Ryan Peniston on fighting back from cancer and his glorious summer

Kevin Palmer
Delight for Ryan Peniston
Ryan Peniston

Ryan Peniston had to overcome more than most to realise his dreams.

At the age of just one, he was diagnosed with rhabdomyosarcoma cancer, plunging his parents Penny and Paul into a nightmare they feared would never end.

Yet in the summer of 2022, the little boy who was so terribly sick before he knew what was happening to him proved that even the most challenging hurdles can be overcome.

Peniston’s run to the quarter-finals of the LTA’s Queen’s Club Championships included a famous victory over world No 5 Capser Ruud.

And he went on to back that up with a victory against rising star Holger Rune in the grass court event at Eastbourne before he won his first singles match in the main draw at Wimbledon.

Peniston’s story captured the imagination of a global audience and he admits it was the fairy tale he had always believed could happen.

“It was an amazing summer and when you have had moments like that, it inspires you to push for more,” he told Tennis365.

“It was a change in the usual thing to what I’m used to at the end of a match. I had to deal with a lot of press at Queen’s, Eastbourne and then Wimbledon, so it was different. But it was cool and I enjoyed it.”

Peniston’s press briefings often featured questions about his childhood illness and on World Cancer Day (February 4th), he told us that his exposure to the world’s media allowed him to shine a light on a charity that means so much to him.

“It was obvious that they would ask me about my illness when I was a child and I was fine with it,” he continued.

“Some people might not want to talk about something like that, but if I open up and talk about it, then other people going through the same thing might believe it is possible to come out the other side and to still chase your dreams.

“One of the best parts of my success in the grass court season last summer was the opportunity it gave me to speak about my story and this great charity.

“Hopefully that had a positive impact on people who are in the battle with cancer now.
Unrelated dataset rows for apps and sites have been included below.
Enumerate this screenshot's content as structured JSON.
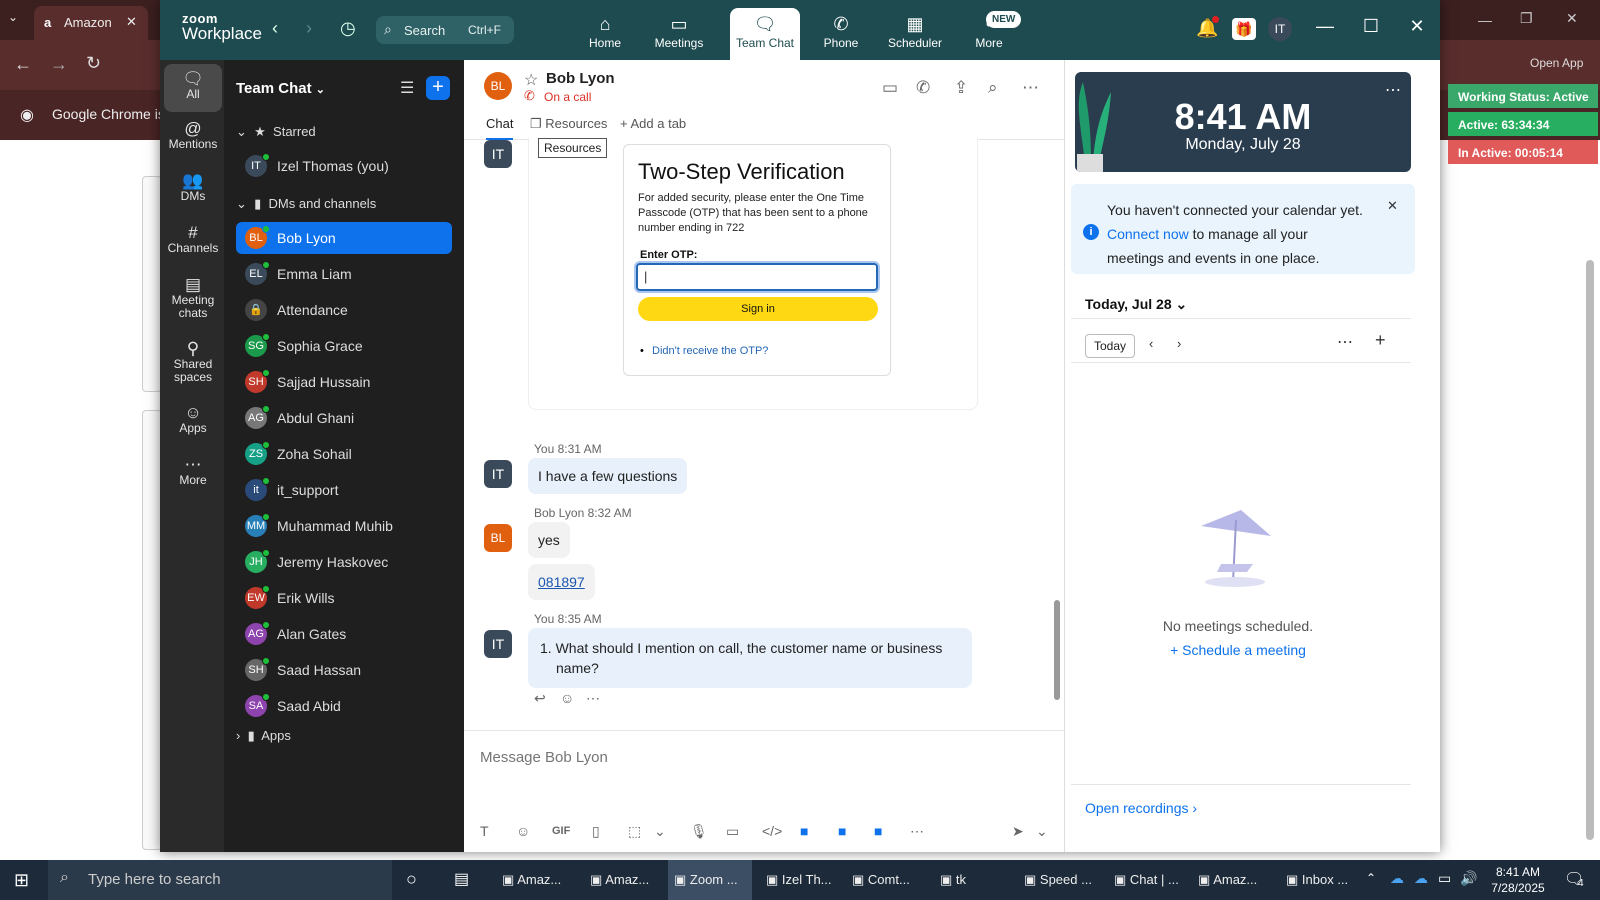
{
  "chrome": {
    "tab_title": "Amazon",
    "infobar_text": "Google Chrome isn",
    "open_app": "Open App"
  },
  "zoom": {
    "logo_top": "zoom",
    "logo_bottom": "Workplace",
    "search_label": "Search",
    "search_shortcut": "Ctrl+F",
    "nav": [
      {
        "label": "Home",
        "icon": "⌂"
      },
      {
        "label": "Meetings",
        "icon": "▭"
      },
      {
        "label": "Team Chat",
        "icon": "🗨"
      },
      {
        "label": "Phone",
        "icon": "✆"
      },
      {
        "label": "Scheduler",
        "icon": "▦"
      },
      {
        "label": "More",
        "icon": "•"
      }
    ],
    "new_badge": "NEW",
    "profile_initials": "IT"
  },
  "rail": [
    {
      "label": "All",
      "icon": "🗨"
    },
    {
      "label": "Mentions",
      "icon": "@"
    },
    {
      "label": "DMs",
      "icon": "👥"
    },
    {
      "label": "Channels",
      "icon": "#"
    },
    {
      "label": "Meeting chats",
      "icon": "▤"
    },
    {
      "label": "Shared spaces",
      "icon": "⚲"
    },
    {
      "label": "Apps",
      "icon": "☺"
    },
    {
      "label": "More",
      "icon": "⋯"
    }
  ],
  "list": {
    "title": "Team Chat",
    "starred_label": "Starred",
    "dms_label": "DMs and channels",
    "apps_label": "Apps",
    "starred": [
      {
        "initials": "IT",
        "name": "Izel Thomas (you)",
        "color": "#3a4a5a"
      }
    ],
    "contacts": [
      {
        "initials": "BL",
        "name": "Bob Lyon",
        "color": "#e06010"
      },
      {
        "initials": "EL",
        "name": "Emma Liam",
        "color": "#3a4a5a"
      },
      {
        "initials": "🔒",
        "name": "Attendance",
        "color": "#444444"
      },
      {
        "initials": "SG",
        "name": "Sophia Grace",
        "color": "#1a9a4a"
      },
      {
        "initials": "SH",
        "name": "Sajjad Hussain",
        "color": "#c0392b"
      },
      {
        "initials": "AG",
        "name": "Abdul Ghani",
        "color": "#777777"
      },
      {
        "initials": "ZS",
        "name": "Zoha Sohail",
        "color": "#16a085"
      },
      {
        "initials": "it",
        "name": "it_support",
        "color": "#2a4a7a"
      },
      {
        "initials": "MM",
        "name": "Muhammad Muhib",
        "color": "#2980b9"
      },
      {
        "initials": "JH",
        "name": "Jeremy Haskovec",
        "color": "#27ae60"
      },
      {
        "initials": "EW",
        "name": "Erik Wills",
        "color": "#c0392b"
      },
      {
        "initials": "AG",
        "name": "Alan Gates",
        "color": "#8e44ad"
      },
      {
        "initials": "SH",
        "name": "Saad Hassan",
        "color": "#666666"
      },
      {
        "initials": "SA",
        "name": "Saad Abid",
        "color": "#8e44ad"
      }
    ]
  },
  "chat": {
    "avatar": "BL",
    "name": "Bob Lyon",
    "status": "On a call",
    "tabs": {
      "chat": "Chat",
      "resources": "Resources",
      "add": "Add a tab"
    },
    "tooltip": "Resources",
    "otp": {
      "title": "Two-Step Verification",
      "desc": "For added security, please enter the One Time Passcode (OTP) that has been sent to a phone number ending in 722",
      "label": "Enter OTP:",
      "signin": "Sign in",
      "link": "Didn't receive the OTP?"
    },
    "messages": [
      {
        "meta": "You 8:31 AM",
        "text": "I have a few questions"
      },
      {
        "meta": "Bob Lyon 8:32 AM",
        "text": "yes",
        "link": "081897"
      },
      {
        "meta": "You 8:35 AM",
        "text": "1. What should I mention on call, the customer name or business name?"
      }
    ],
    "me_initials": "IT",
    "placeholder": "Message Bob Lyon"
  },
  "right": {
    "time": "8:41 AM",
    "date": "Monday, July 28",
    "notice_pre": "You haven't connected your calendar yet.",
    "notice_link": "Connect now",
    "notice_post": "to manage all your meetings and events in one place.",
    "today_head": "Today, Jul 28",
    "today_btn": "Today",
    "no_meetings": "No meetings scheduled.",
    "schedule": "Schedule a meeting",
    "open_recordings": "Open recordings"
  },
  "status_widget": {
    "working": "Working Status: Active",
    "active": "Active: 63:34:34",
    "inactive": "In Active: 00:05:14",
    "colors": {
      "working": "#3aa86a",
      "active": "#27ae60",
      "inactive": "#e05a5a"
    }
  },
  "taskbar": {
    "search": "Type here to search",
    "apps": [
      "Amaz...",
      "Amaz...",
      "Zoom ...",
      "Izel Th...",
      "Comt...",
      "tk",
      "Speed ...",
      "Chat | ...",
      "Amaz...",
      "Inbox ..."
    ],
    "time": "8:41 AM",
    "date": "7/28/2025",
    "notif_count": "4"
  }
}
“I’m an ambassador for Young Lives vs Cancer. They work with families and kids that have been affected by cancer from the age of zero to 25. Being diagnosed with cancer is probably one of the worst days of your life and this charity helps people on so many levels.
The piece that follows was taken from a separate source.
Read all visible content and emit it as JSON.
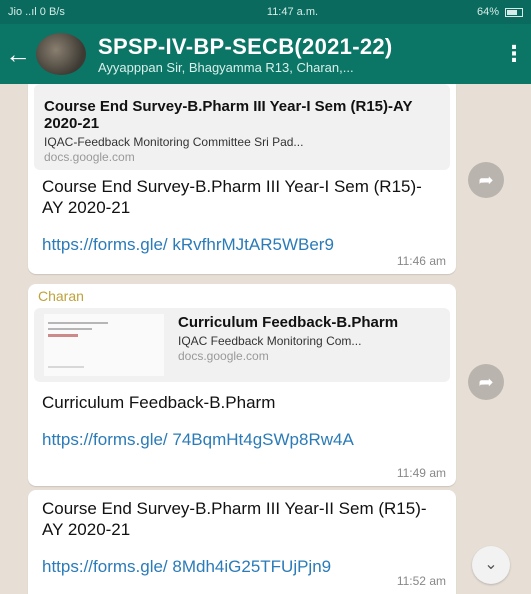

“They help to buy extra things, travel expenses and help in the fight against cancer as well. Having support around you when you are in that dark place is so important and I’m proud to be a part of the charity.”

What comes next for Peniston is a question he is trying to answer, as he has returned to the ATP Challenger Tour before what he hopes will be more success on grass courts this summer.

“I certainly feel like my game has gone up a few levels compared to where it was this time last year,” he added.

“A lot of areas of my game have improved, but I know there is so much more to work on.

“When you know you have beaten a top ten player and have competed against players competing at the elite end of the ATP Tour, you know it’s possible to get there. The challenge is doing it every week.

“I have just come back from Australia and that was an awesome experience.

“To be out there and see the level people are playing at was pretty cool and I was to be winning matches there as soon as possible.

“Last year, I went to Australia and I was one spot out from as first alternative (in Australian Open qualifying). That was a pretty brutal experience, but I used it as motivation and said to myself that it wouldn’t happen again.

“So I was glad to get into qualifying this time and hopefully I can continue to climb the rankings this year.”

Sporting stars are often hailed as heroes for overcoming adversity, but Peniston’s story takes that to the next level.